Or take the Pirates, who have only Michael Morse on their depth chart and might be willing to include Josh Bell or Austin Meadows, among others, in a bid to overtake the Cubs and Cardinals. Perhaps the Red Sox would decide they'd rather have the certainty of Freeman over the experiment of Hanley Ramirez, and find a way to eat most of Ramirez's contract in order to offer infielders Rafael Devers or Yoan Moncada. The specifics of who aren't as important as understanding the offers would be many, and they would be significant.

Atlanta also has to be at least slightly concerned about the fact that Freeman's 2015 season (.840 OPS/133 wRC+), was somewhat less effective than his 2014 (.847/141), which was somewhat less than his 2013 (.897/151). Those numbers are all excellent, so there's not so much worry (especially if his 2015 is chalked up to the wrist) as much as an acknowledgement that there's a trend heading slightly downward, partially due to less power than he showed in 2013, and partially due to the fact that he's hitting into shifts more often (42 percent pull rate in 2014-15, after 36 percent in 2013).

The Braves have been steadfast in saying they don't want to trade Freeman, but they said that about Miller, too. Every player is untouchable right up until the right deal arrives. If the Braves can offload dollars and risk, without really changing the already slim chances of success in 2016-17, while adding even more top-flight young talent for what's looking to be a monster of a team from 2018 on, well, consider that the right deal.

Mike Petriello is an analyst for and the host of the Statcast podcast.
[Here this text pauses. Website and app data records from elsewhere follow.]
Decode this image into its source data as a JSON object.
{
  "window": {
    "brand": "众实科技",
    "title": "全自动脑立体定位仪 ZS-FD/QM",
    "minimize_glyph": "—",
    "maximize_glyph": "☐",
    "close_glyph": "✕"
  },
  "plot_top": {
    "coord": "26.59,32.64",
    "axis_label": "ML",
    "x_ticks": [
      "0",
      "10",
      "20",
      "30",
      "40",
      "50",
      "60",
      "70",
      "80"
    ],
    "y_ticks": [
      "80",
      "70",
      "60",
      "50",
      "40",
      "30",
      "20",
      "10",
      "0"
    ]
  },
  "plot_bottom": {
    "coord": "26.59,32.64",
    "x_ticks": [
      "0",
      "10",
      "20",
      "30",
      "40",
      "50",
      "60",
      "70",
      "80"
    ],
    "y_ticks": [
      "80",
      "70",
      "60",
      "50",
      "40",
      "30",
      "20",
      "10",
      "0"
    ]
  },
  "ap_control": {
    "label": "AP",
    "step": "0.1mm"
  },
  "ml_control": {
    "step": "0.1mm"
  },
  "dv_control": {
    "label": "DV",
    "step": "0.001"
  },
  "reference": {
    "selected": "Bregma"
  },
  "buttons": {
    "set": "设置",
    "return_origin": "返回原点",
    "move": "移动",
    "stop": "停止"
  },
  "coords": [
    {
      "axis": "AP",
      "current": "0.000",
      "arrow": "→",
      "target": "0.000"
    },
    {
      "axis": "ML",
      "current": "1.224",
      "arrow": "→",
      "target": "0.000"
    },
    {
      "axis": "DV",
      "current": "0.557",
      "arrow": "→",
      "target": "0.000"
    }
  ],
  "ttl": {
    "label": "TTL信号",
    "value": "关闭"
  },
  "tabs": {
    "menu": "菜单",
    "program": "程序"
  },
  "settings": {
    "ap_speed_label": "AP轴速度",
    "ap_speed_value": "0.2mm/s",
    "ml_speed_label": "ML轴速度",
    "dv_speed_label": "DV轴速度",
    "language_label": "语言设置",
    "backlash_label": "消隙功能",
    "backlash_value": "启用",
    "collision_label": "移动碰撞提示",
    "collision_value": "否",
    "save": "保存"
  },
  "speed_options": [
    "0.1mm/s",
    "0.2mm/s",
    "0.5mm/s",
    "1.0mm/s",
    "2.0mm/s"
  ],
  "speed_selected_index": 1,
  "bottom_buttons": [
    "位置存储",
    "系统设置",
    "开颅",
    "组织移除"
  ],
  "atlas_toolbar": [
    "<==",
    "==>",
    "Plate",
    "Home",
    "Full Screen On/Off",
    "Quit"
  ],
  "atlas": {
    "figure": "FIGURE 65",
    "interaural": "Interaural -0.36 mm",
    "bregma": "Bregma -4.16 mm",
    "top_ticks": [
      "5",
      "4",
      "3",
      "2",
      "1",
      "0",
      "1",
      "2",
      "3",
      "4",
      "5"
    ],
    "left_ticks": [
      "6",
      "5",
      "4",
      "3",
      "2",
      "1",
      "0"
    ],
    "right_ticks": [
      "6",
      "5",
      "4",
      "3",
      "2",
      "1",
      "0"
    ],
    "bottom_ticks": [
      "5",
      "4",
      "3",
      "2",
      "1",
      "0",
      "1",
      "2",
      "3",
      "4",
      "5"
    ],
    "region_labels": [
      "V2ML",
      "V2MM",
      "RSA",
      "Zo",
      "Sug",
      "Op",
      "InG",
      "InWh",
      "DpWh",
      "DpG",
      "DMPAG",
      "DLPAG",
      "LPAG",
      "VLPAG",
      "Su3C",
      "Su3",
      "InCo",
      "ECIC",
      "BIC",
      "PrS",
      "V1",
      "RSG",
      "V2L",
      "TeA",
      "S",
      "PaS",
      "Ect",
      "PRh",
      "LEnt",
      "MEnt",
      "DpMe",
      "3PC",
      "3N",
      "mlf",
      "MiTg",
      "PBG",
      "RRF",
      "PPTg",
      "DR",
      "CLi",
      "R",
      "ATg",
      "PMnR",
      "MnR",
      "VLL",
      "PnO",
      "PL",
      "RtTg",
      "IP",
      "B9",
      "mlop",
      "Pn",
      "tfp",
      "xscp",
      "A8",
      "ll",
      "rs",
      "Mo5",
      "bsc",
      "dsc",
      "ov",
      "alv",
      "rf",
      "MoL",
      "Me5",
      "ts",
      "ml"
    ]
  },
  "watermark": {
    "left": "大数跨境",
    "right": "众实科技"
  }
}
He has previously written for ESPN Insider and FanGraphs.
Read More: Atlanta Braves, Freddie Freeman